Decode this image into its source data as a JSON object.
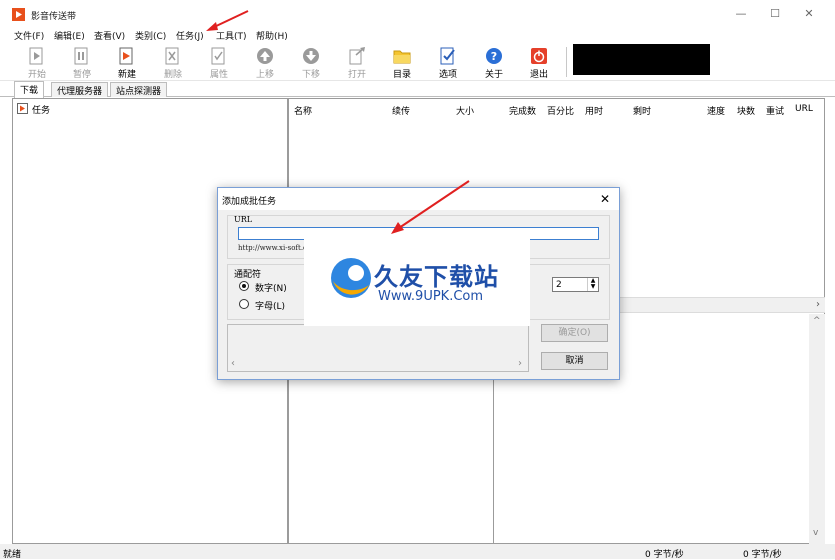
{
  "window": {
    "title": "影音传送带",
    "minimize": "—",
    "maximize": "☐",
    "close": "✕"
  },
  "menu": [
    "文件(F)",
    "编辑(E)",
    "查看(V)",
    "类别(C)",
    "任务(J)",
    "工具(T)",
    "帮助(H)"
  ],
  "toolbar": {
    "start": "开始",
    "pause": "暂停",
    "new": "新建",
    "delete": "删除",
    "properties": "属性",
    "move_up": "上移",
    "move_down": "下移",
    "open": "打开",
    "directory": "目录",
    "options": "选项",
    "about": "关于",
    "exit": "退出"
  },
  "tabs": [
    "下载",
    "代理服务器",
    "站点探测器"
  ],
  "tree": {
    "root": "任务"
  },
  "columns": [
    "名称",
    "续传",
    "大小",
    "完成数",
    "百分比",
    "用时",
    "剩时",
    "速度",
    "块数",
    "重试",
    "URL"
  ],
  "status": {
    "left": "就绪",
    "speed1": "0 字节/秒",
    "speed2": "0 字节/秒"
  },
  "dialog": {
    "title": "添加成批任务",
    "close": "✕",
    "url_label": "URL",
    "url_value": "",
    "url_example": "http://www.xi-soft.com/dir(*)/file(*).zip",
    "wildcard_label": "通配符",
    "opt_numeric": "数字(N)",
    "opt_letter": "字母(L)",
    "spin_value": "2",
    "ok": "确定(O)",
    "cancel": "取消"
  },
  "watermark": {
    "brand": "久友下载站",
    "url": "Www.9UPK.Com"
  },
  "colors": {
    "accent_red": "#e02020",
    "dialog_border": "#7a9fd6",
    "watermark_blue": "#1f4fa8"
  }
}
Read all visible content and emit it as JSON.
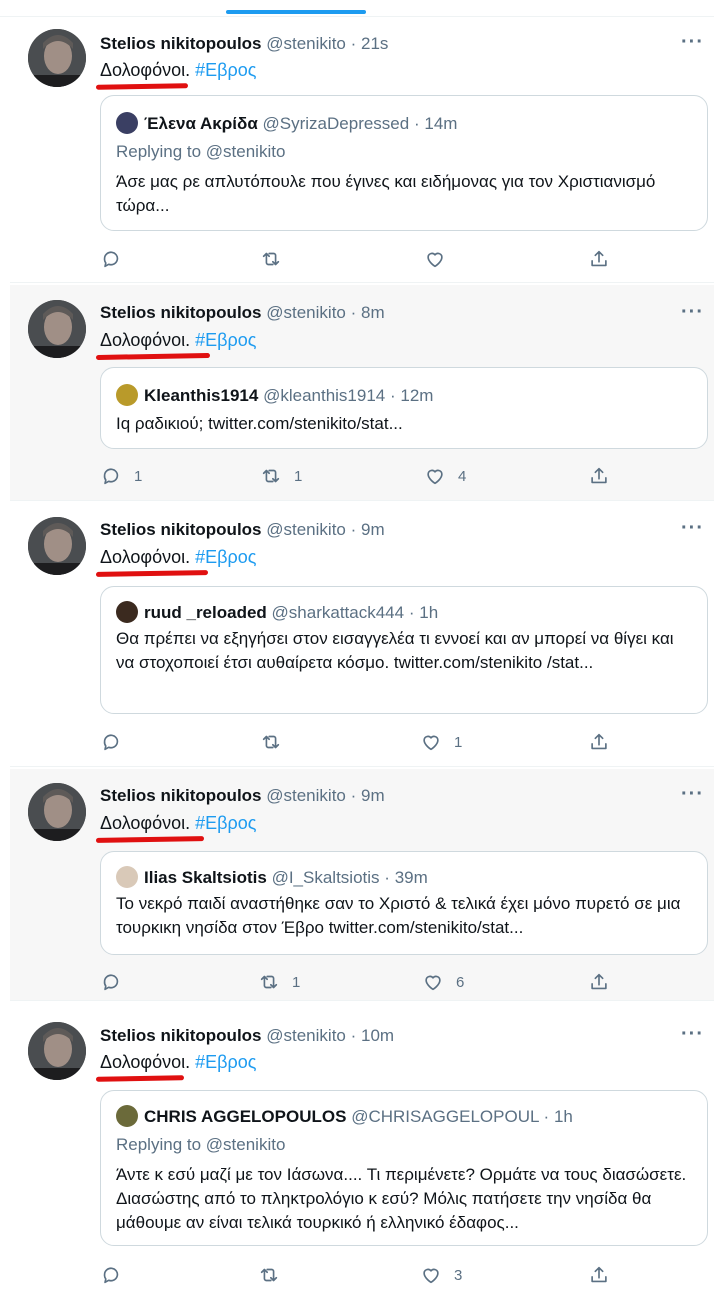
{
  "tweets": [
    {
      "name": "Stelios nikitopoulos",
      "handle": "@stenikito",
      "time": "21s",
      "text": "Δολοφόνοι.",
      "hashtag": "#Εβρος",
      "quote": {
        "name": "Έλενα Ακρίδα",
        "handle": "@SyrizaDepressed",
        "time": "14m",
        "replying": "Replying to @stenikito",
        "body": "Άσε μας ρε απλυτόπουλε που έγινες και ειδήμονας για τον Χριστιανισμό τώρα..."
      },
      "counts": {
        "reply": "",
        "retweet": "",
        "like": ""
      }
    },
    {
      "name": "Stelios nikitopoulos",
      "handle": "@stenikito",
      "time": "8m",
      "text": "Δολοφόνοι.",
      "hashtag": "#Εβρος",
      "quote": {
        "name": "Kleanthis1914",
        "handle": "@kleanthis1914",
        "time": "12m",
        "replying": "",
        "body": "Ιq ραδικιού; twitter.com/stenikito/stat..."
      },
      "counts": {
        "reply": "1",
        "retweet": "1",
        "like": "4"
      }
    },
    {
      "name": "Stelios nikitopoulos",
      "handle": "@stenikito",
      "time": "9m",
      "text": "Δολοφόνοι.",
      "hashtag": "#Εβρος",
      "quote": {
        "name": "ruud _reloaded",
        "handle": "@sharkattack444",
        "time": "1h",
        "replying": "",
        "body": "Θα πρέπει να εξηγήσει στον εισαγγελέα τι εννοεί και αν μπορεί να θίγει και να στοχοποιεί έτσι αυθαίρετα κόσμο. twitter.com/stenikito /stat..."
      },
      "counts": {
        "reply": "",
        "retweet": "",
        "like": "1"
      }
    },
    {
      "name": "Stelios nikitopoulos",
      "handle": "@stenikito",
      "time": "9m",
      "text": "Δολοφόνοι.",
      "hashtag": "#Εβρος",
      "quote": {
        "name": "Ilias Skaltsiotis",
        "handle": "@I_Skaltsiotis",
        "time": "39m",
        "replying": "",
        "body": "Το νεκρό παιδί αναστήθηκε σαν το Χριστό & τελικά έχει μόνο πυρετό σε μια τουρκικη νησίδα στον Έβρο twitter.com/stenikito/stat..."
      },
      "counts": {
        "reply": "",
        "retweet": "1",
        "like": "6"
      }
    },
    {
      "name": "Stelios nikitopoulos",
      "handle": "@stenikito",
      "time": "10m",
      "text": "Δολοφόνοι.",
      "hashtag": "#Εβρος",
      "quote": {
        "name": "CHRIS AGGELOPOULOS",
        "handle": "@CHRISAGGELOPOUL",
        "time": "1h",
        "replying": "Replying to @stenikito",
        "body": "Άντε κ εσύ μαζί με τον Ιάσωνα.... Τι περιμένετε? Ορμάτε να τους διασώσετε. Διασώστης από το πληκτρολόγιο κ εσύ? Μόλις πατήσετε την νησίδα θα μάθουμε αν είναι τελικά τουρκικό ή ελληνικό έδαφος..."
      },
      "counts": {
        "reply": "",
        "retweet": "",
        "like": "3"
      }
    }
  ],
  "separator_dot": "·",
  "more_glyph": "···",
  "colors": {
    "accent": "#1d9bf0",
    "secondary": "#5b7083",
    "highlight_mark": "#e01010"
  },
  "icons": [
    "reply-icon",
    "retweet-icon",
    "like-icon",
    "share-icon",
    "more-icon"
  ]
}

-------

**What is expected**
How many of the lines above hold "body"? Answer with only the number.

**Output for this exercise**
5